Summer 2014 sees a world of sporting events hit UK shores.
With the World Cup currently dominating the evening TV schedules and the imminent arrival of the Tour de France in Yorkshire and then Scotland hosting both the Commonwealth Games in late July and the Ryder Cup in September, there is certainly a lot of sport to look forward to this summer.
But what effect will this have on your workforce?
For one thing, employees may wish to take time off – perhaps to volunteer, perhaps to spectate, perhaps to recover from a 2am kick off in Brazil – resulting in an increase in planned and unplanned absence. There are a number of ways employers may wish to approach this, but the common rationale underlying them all should be to avoid doubt.
Some employers may wish to relax rules – such as allowing for temporary adjusted working hours/shift patterns or additional unpaid leave. Given that these events take place during the summer months, employers should also take care not to prejudice those workers who may not have any desire to take time off to enjoy sporting events, but wish to take usual leave for holidays etc. In order to accommodate everyone, it may be wise to hold discussions with the workforce as a whole (or their representatives) to determine the most suitable way forward. Once introduced, the process for requesting additional leave/adjustment of hours should be clearly set out, as should the time period for which it is effective.
For those employers who cannot afford such flexibility, an open and preventative stance is highly advisable. Employees should be reminded of existing absence request procedures, unauthorised absence reporting procedure and, perhaps most importantly, disciplinary procedure, before major sporting events are underway. With one YouGov poll reporting as many as 1 in 4 men aged 24-34 may take unauthorised leave over the World Cup period, making a clear statement as to how such absences will be treated ahead of time, may go some way to avoiding the situation altogether.
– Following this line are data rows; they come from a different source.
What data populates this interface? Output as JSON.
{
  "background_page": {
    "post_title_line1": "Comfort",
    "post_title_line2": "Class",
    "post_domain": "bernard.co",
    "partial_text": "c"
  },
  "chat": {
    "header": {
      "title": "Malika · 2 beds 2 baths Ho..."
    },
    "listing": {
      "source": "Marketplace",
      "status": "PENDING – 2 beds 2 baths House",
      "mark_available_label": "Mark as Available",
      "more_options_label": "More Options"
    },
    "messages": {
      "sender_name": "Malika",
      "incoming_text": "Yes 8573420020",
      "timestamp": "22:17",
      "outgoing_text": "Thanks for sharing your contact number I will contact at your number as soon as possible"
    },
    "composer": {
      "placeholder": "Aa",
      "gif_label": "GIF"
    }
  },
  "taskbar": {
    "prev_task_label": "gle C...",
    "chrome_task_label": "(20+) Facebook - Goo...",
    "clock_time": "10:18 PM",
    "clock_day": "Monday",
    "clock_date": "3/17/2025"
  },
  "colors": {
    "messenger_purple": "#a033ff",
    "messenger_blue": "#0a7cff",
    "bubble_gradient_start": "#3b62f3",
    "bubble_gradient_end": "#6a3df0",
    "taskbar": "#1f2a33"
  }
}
Issues may arise as to conduct of those employees who continue to work during these periods. Workers should be made aware that coming in late, under the influence of alcohol or otherwise unable to work will not be overlooked and will have the usual consequences under disciplinary procedure.
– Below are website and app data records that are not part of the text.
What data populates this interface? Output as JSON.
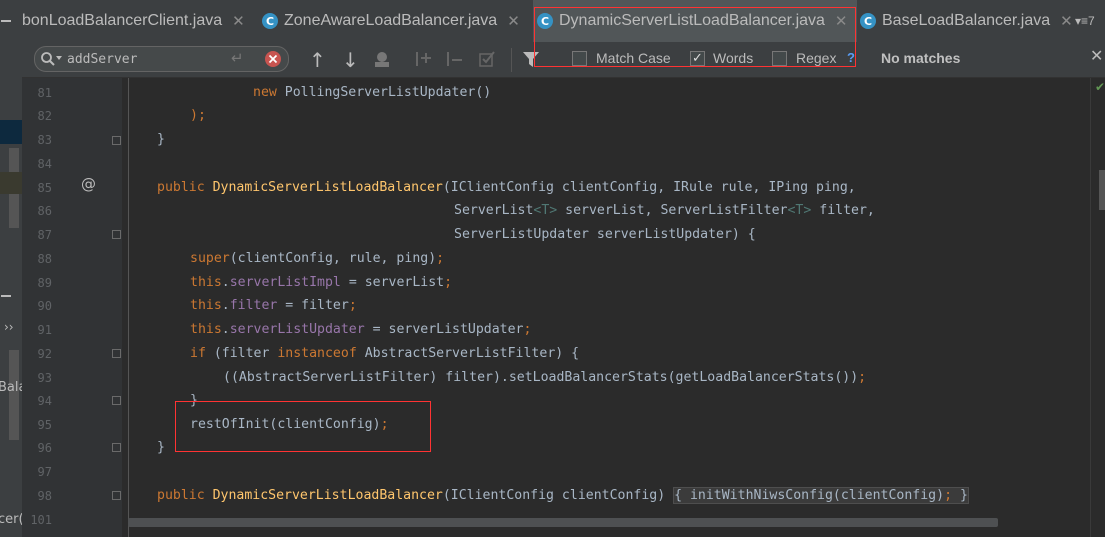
{
  "tabs": [
    {
      "label": "bonLoadBalancerClient.java",
      "icon": "java-class-icon",
      "active": false
    },
    {
      "label": "ZoneAwareLoadBalancer.java",
      "icon": "java-class-icon",
      "active": false
    },
    {
      "label": "DynamicServerListLoadBalancer.java",
      "icon": "java-class-icon",
      "active": true
    },
    {
      "label": "BaseLoadBalancer.java",
      "icon": "java-class-icon",
      "active": false
    }
  ],
  "tab_overflow": "▾≡7",
  "search": {
    "value": "addServer",
    "match_case_label": "Match Case",
    "match_case_checked": false,
    "words_label": "Words",
    "words_checked": true,
    "regex_label": "Regex",
    "regex_checked": false,
    "help": "?",
    "status": "No matches"
  },
  "left_strip": {
    "fragment_a": "Bala",
    "fragment_b": "cer(",
    "chevron": "››"
  },
  "gutter": {
    "override_marker": "@"
  },
  "line_numbers": [
    "81",
    "82",
    "83",
    "84",
    "85",
    "86",
    "87",
    "88",
    "89",
    "90",
    "91",
    "92",
    "93",
    "94",
    "95",
    "96",
    "97",
    "98",
    "101"
  ],
  "code": {
    "l81_kw": "new",
    "l81_rest": " PollingServerListUpdater()",
    "l82": ");",
    "l83": "}",
    "l85_kw": "public",
    "l85_fn": "DynamicServerListLoadBalancer",
    "l85_rest": "(IClientConfig clientConfig, IRule rule, IPing ping,",
    "l86_a": "ServerList",
    "l86_t1": "<T>",
    "l86_b": " serverList, ServerListFilter",
    "l86_t2": "<T>",
    "l86_c": " filter,",
    "l87": "ServerListUpdater serverListUpdater) {",
    "l88_kw": "super",
    "l88_rest": "(clientConfig, rule, ping)",
    "l88_semi": ";",
    "l89_kw": "this",
    "l89_dot": ".",
    "l89_fld": "serverListImpl",
    "l89_rest": " = serverList",
    "l89_semi": ";",
    "l90_kw": "this",
    "l90_dot": ".",
    "l90_fld": "filter",
    "l90_rest": " = filter",
    "l90_semi": ";",
    "l91_kw": "this",
    "l91_dot": ".",
    "l91_fld": "serverListUpdater",
    "l91_rest": " = serverListUpdater",
    "l91_semi": ";",
    "l92_kw": "if",
    "l92_a": " (filter ",
    "l92_kw2": "instanceof",
    "l92_b": " AbstractServerListFilter) {",
    "l93": "((AbstractServerListFilter) filter).setLoadBalancerStats(getLoadBalancerStats())",
    "l93_semi": ";",
    "l94": "}",
    "l95": "restOfInit(clientConfig)",
    "l95_semi": ";",
    "l96": "}",
    "l98_kw": "public",
    "l98_fn": "DynamicServerListLoadBalancer",
    "l98_rest": "(IClientConfig clientConfig)",
    "l98_body": "{ initWithNiwsConfig(clientConfig)",
    "l98_semi": ";",
    "l98_end": " }"
  },
  "colors": {
    "keyword": "#cc7832",
    "method": "#ffc66d",
    "field": "#9876aa",
    "type_param": "#507874",
    "text": "#a9b7c6",
    "annotation_box": "#ff3333"
  }
}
Other policies which employees may need reminding of are existing procedures on use of social media and data. With many events taking place during working hours, some workers may be tempted to either stream these online or comment on social media which - notwithstanding the effect this will have on performance - may be in breach of social media acceptable use policies, or have an effect on internet speeds. Again, flagging up these potential issues in advance could go a long way to avoiding them completely and ACAS have recommended that employers make employees aware if they plan to monitor internet usage during this period.
Clearly then, from a workplace perspective, the key to enjoying this remarkable summer of sport is to take a clear and open stance. There is certainly value in terms of morale and performance to allowing for greater flexibility over this period, but where this is not feasible, or in areas such as conduct where there is simply no question of allowing standards to slip, this may be a good time to remind employees of standards and practices.
ACAS have issued specific guidelines for employers regarding the World Cup, which can be found at http://www.acas.org.uk/index.aspx?articleid=2953. If you are considering flexible working options, wish to update your existing procedures or have any other concerns arising from this article, please do not hesitate to contact Davidson Chalmers’ Employment Team, who will be happy to provide their advice and assistance.
Davidson Chalmers are specialists in employment law, providing clients with a first-rate, cost-effective and personal service. If you would like further details about these changes to UK employment law then please do not hesitate to contact Davidson Chalmers’ Employment Team, who will be happy to provide their advice and assistance.
The matter in this publication is based on our current understanding of the law. The information provides only an overview of the law in force at the date hereof and has been produced for general information purposes only. Professional advice should always be sought before taking any action in reliance of the information. Accordingly, Davidson Chalmers LLP does not take any responsibility for losses incurred by any person through acting or failing to act on the basis of anything contained in this publication.